The last image to go, perhaps because it is less self-consciously held, had to do with speeches and proclamation. 3) Speeches don't create consensus, nor does flat action. I've watched people give impassioned speeches about which they obviously cared very deeply and had done a lot of personal brooding. But speeches don't provide people with the experiences and exposure out of which to form their own posture. We are not a group of followers - we believe in and exercise our freedom.

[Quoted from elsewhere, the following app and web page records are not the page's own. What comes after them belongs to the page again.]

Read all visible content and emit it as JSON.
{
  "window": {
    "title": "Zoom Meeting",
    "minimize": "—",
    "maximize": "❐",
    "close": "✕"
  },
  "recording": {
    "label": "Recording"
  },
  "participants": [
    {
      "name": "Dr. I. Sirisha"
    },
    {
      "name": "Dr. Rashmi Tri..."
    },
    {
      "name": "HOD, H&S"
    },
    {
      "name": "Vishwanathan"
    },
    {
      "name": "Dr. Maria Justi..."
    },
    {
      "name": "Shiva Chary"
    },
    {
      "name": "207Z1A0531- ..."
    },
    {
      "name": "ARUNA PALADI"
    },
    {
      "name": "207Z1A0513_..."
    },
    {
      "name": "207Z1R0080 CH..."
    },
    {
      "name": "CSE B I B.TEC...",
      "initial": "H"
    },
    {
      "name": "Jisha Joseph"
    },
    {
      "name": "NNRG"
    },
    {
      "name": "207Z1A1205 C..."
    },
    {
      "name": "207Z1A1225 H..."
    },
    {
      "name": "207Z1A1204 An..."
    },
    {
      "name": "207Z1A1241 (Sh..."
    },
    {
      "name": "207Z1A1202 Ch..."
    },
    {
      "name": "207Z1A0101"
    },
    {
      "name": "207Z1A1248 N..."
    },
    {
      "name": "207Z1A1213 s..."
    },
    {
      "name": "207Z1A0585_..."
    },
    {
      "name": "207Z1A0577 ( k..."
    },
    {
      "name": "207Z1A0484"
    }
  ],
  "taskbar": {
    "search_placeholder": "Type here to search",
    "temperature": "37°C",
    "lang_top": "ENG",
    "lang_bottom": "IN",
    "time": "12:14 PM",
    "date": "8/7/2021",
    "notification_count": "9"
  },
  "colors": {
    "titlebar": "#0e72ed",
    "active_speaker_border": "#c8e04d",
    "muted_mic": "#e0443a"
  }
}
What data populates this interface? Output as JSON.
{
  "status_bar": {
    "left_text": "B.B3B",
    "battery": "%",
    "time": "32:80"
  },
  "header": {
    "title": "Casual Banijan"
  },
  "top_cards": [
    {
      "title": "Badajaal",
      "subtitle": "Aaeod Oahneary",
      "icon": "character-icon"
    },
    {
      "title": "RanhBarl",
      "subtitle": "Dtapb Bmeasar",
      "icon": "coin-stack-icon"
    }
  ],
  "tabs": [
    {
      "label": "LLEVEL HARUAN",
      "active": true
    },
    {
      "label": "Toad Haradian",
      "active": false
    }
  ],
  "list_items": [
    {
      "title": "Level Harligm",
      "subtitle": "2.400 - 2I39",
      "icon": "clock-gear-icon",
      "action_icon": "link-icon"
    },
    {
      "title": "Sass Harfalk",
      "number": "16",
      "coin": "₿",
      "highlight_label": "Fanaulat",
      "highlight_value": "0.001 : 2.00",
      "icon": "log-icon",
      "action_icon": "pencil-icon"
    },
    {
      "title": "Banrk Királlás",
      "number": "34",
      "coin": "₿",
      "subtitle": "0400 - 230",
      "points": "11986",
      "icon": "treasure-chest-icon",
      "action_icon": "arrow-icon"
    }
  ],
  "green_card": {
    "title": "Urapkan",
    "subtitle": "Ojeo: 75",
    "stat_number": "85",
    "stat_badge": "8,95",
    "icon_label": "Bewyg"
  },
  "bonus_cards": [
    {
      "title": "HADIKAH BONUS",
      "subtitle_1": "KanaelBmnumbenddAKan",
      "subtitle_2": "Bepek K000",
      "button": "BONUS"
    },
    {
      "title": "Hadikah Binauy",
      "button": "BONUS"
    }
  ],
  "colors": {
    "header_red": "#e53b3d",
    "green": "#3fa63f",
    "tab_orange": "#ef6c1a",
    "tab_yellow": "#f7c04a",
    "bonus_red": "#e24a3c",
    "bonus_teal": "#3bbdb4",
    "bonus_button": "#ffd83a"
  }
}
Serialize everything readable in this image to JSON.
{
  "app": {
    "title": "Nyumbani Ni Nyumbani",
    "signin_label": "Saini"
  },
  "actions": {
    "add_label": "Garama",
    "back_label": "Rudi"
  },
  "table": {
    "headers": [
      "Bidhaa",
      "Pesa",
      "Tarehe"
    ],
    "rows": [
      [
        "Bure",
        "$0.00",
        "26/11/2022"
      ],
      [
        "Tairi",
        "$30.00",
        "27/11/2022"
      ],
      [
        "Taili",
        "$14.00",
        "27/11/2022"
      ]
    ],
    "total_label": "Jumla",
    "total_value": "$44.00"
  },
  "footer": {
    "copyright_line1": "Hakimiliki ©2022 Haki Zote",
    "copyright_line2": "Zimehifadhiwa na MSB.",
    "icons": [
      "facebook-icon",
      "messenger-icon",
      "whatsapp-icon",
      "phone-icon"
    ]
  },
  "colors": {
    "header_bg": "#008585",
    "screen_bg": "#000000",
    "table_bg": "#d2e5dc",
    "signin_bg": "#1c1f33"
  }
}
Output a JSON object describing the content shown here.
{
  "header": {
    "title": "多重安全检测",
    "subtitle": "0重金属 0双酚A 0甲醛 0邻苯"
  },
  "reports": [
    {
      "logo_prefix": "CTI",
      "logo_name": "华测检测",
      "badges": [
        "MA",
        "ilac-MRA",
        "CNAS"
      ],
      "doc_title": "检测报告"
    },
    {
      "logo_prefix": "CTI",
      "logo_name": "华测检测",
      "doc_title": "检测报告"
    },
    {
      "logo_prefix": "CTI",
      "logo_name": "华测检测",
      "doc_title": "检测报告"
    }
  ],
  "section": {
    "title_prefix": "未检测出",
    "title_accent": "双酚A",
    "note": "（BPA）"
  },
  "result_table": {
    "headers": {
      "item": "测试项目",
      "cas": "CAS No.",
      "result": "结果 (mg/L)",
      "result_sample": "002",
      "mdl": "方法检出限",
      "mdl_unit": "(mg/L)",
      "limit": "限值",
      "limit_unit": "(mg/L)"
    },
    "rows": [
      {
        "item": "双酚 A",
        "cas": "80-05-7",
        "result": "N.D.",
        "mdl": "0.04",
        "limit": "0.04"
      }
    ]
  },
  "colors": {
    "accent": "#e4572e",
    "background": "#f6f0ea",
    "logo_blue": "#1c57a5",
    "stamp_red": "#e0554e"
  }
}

Out of these illusion-breading experiences I have reached three conclusions about creating consensus. The first is: 1) It begins with someone staking their life on something; not in the combative sense of "I'm going to fight to the death for my idea." This has to do with plumbing the depth of your own soul and deciding that this arena in which you have a vision is something over which you are willing to expend your total creativity - including the expenditure it will take to create consensus.

The second, if you'll excuse the imagery, is that you have to drop "goo" everywhere. This image is from the Belgian scientist Iyla Perigogine's experiments in discontinuity. He describes the process by which termites build their nests. When they enter new habitation, they move in totally random fashion across the surface, dropping goo anywhere and everywhere. The goo contains an attractant which draws other termites to drop their goo in proximity. The work which is done in isolation soon is abandoned and walls and pillars of goo begin to appear. A point is reached in the process when the design and structure are set. What began as random activity ends in clear order.

In creating consensus - you don't just talk to the Panchayat, or to the Priors, or to the Nexus - you drop goo everywhere and anywhere. You never know when you start where the consensus will begin to build.

The third learning is that you listen to everyone and you pull together what people are saying into consumable form. This listening and pulling together is not something that happens naturally. It's usually done in the cracks, late at night or early in the morning by someone who has decided to take responsibility for creating consensus.

Finally, creating consensus is an act of prayer. It begins with the confession that the dream you have cannot be realized without the assistance of your colleagues. You are helpless to bring off your vision alone. The victory of consensus always requires surrender. The consensus that's formed is never like the image you started with. This is not compromise - it is surrender to history as it finally evolves.

I confess that creating consensus is an act of prayer and is utterly necessary.